• Supplied material:
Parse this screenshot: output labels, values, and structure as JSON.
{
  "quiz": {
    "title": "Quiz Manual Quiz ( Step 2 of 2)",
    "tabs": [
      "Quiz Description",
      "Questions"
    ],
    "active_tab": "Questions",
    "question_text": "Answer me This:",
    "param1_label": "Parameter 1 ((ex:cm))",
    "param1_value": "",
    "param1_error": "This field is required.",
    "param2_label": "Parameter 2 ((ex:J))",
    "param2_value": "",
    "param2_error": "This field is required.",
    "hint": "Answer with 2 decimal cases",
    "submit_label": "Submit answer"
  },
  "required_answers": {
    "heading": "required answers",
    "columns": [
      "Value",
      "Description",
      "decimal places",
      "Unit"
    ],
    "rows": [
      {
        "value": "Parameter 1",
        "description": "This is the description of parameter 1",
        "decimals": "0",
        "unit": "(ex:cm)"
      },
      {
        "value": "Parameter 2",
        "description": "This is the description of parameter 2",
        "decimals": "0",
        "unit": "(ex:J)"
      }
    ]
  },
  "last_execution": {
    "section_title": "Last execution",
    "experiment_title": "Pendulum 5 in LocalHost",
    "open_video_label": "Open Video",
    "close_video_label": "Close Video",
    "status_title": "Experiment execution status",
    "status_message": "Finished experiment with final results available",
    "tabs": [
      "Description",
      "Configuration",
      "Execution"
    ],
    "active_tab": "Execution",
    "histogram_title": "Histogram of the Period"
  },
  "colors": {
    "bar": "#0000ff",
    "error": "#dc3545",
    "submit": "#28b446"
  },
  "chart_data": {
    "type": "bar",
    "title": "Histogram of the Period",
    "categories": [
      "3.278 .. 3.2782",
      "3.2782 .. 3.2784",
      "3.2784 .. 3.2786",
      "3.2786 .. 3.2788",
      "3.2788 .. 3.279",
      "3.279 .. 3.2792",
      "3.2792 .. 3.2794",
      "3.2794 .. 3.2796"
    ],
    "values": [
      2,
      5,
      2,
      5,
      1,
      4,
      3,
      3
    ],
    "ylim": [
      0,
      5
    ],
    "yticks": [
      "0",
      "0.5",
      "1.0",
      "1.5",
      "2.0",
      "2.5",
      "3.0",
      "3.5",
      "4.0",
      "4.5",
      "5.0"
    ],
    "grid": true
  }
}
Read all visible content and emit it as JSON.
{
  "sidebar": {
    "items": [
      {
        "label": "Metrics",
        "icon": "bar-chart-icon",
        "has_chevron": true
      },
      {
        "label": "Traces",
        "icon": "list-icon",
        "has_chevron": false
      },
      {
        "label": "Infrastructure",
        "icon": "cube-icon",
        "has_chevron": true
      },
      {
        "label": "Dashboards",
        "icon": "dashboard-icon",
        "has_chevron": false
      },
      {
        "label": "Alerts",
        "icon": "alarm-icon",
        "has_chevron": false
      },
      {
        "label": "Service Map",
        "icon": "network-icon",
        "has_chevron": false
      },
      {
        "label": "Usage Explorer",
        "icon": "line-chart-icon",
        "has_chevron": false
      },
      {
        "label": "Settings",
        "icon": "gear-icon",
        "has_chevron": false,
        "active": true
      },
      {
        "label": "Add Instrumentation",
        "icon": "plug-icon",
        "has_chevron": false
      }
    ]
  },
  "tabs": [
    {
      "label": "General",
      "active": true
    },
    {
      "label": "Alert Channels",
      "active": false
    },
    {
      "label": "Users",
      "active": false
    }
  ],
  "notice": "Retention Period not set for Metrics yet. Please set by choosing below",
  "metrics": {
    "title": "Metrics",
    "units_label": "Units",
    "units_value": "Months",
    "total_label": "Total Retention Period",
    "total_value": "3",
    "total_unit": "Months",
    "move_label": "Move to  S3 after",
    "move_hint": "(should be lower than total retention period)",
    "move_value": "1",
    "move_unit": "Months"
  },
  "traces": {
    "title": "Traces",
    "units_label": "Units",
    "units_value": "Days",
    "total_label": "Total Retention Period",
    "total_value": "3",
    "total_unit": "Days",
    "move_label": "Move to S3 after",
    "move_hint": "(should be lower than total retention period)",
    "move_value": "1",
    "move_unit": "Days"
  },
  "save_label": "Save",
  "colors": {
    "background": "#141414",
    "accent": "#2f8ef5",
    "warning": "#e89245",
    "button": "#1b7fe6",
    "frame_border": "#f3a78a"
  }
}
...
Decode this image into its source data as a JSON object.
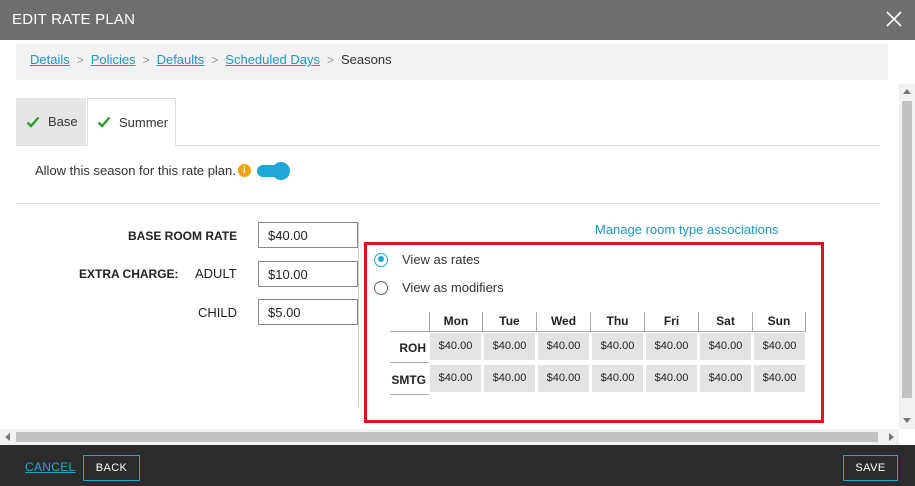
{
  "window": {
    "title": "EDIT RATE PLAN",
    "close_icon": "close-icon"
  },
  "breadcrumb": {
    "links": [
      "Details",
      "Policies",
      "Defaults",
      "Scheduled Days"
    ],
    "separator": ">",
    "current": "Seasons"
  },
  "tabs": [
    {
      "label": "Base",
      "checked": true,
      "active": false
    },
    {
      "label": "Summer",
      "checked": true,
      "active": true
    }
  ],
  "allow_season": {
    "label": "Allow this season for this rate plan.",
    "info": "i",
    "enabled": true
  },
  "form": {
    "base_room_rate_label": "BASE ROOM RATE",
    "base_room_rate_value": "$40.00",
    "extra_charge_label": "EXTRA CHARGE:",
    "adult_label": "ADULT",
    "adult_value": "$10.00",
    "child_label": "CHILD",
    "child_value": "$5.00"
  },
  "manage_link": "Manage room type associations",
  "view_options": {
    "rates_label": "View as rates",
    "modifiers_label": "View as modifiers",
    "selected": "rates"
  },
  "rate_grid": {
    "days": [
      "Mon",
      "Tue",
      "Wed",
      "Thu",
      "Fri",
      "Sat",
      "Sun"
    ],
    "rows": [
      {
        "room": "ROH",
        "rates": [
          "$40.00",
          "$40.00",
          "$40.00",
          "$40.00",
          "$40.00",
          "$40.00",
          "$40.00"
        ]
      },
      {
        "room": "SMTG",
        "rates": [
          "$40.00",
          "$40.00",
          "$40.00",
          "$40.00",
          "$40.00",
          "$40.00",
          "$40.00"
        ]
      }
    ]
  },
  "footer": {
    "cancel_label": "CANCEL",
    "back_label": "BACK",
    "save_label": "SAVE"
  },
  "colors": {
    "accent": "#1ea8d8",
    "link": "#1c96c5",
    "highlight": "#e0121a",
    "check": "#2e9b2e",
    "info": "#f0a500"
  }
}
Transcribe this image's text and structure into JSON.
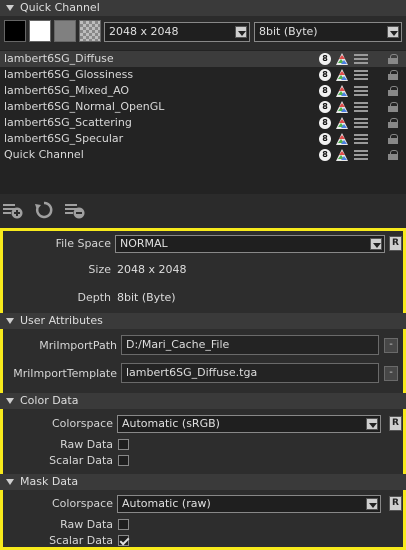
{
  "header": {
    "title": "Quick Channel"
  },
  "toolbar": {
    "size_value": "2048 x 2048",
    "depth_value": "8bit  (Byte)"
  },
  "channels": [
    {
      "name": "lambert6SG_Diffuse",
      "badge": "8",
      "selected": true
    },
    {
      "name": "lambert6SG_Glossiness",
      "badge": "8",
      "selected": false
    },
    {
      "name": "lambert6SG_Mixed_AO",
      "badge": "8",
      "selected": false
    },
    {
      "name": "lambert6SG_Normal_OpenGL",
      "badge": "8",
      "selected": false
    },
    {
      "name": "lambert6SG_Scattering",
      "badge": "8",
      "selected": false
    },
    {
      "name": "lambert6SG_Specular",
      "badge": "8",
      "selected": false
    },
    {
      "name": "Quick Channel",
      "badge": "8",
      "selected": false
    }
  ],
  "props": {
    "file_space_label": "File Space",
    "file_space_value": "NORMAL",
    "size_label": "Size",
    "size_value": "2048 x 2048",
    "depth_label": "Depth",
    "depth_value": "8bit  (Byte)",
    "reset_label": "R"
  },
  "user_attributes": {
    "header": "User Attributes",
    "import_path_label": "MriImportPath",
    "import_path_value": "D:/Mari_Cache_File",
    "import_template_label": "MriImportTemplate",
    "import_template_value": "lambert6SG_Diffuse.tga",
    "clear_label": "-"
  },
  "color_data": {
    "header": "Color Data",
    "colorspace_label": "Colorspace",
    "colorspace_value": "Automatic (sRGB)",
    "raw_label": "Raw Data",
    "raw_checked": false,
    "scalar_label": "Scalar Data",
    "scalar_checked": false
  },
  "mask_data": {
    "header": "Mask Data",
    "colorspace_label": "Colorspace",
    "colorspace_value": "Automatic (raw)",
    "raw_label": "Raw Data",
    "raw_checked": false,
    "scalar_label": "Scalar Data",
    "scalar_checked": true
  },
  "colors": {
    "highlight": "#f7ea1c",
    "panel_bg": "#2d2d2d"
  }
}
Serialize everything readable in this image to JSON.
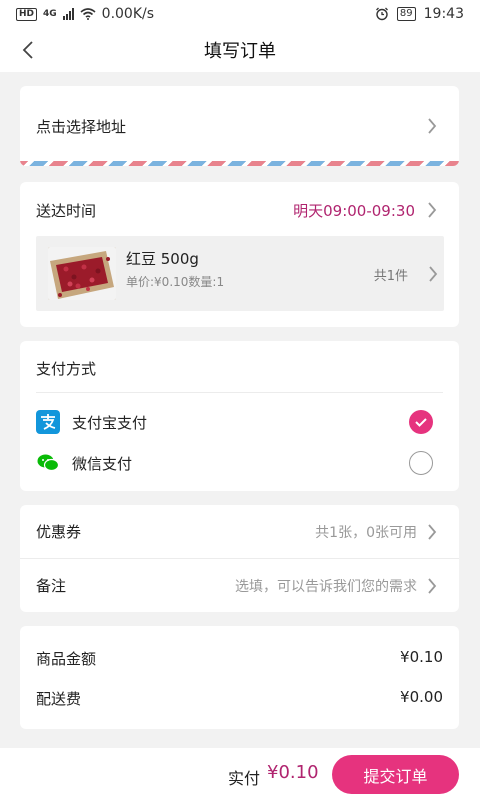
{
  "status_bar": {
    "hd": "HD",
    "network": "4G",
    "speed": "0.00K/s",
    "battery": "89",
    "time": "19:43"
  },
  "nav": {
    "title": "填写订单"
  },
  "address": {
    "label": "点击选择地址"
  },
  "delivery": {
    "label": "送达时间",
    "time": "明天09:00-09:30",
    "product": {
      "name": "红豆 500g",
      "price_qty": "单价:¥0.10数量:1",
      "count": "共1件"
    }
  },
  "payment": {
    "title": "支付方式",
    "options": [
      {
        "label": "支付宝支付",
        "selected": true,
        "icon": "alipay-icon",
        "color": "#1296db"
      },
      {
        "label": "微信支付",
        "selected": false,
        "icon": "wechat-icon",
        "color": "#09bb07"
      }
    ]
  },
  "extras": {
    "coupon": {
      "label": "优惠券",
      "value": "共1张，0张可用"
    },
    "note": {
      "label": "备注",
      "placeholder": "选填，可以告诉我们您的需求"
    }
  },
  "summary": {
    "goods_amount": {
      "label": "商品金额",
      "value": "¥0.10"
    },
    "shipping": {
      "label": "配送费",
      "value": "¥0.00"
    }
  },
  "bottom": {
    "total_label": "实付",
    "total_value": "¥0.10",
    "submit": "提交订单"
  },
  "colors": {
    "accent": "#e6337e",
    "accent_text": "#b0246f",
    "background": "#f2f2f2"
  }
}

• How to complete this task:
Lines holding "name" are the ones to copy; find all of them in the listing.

• Result for this exercise:
      "name": "lambert6SG_Diffuse",
      "name": "lambert6SG_Glossiness",
      "name": "lambert6SG_Mixed_AO",
      "name": "lambert6SG_Normal_OpenGL",
      "name": "lambert6SG_Scattering",
      "name": "lambert6SG_Specular",
      "name": "Quick Channel",
      "name": "红豆 500g",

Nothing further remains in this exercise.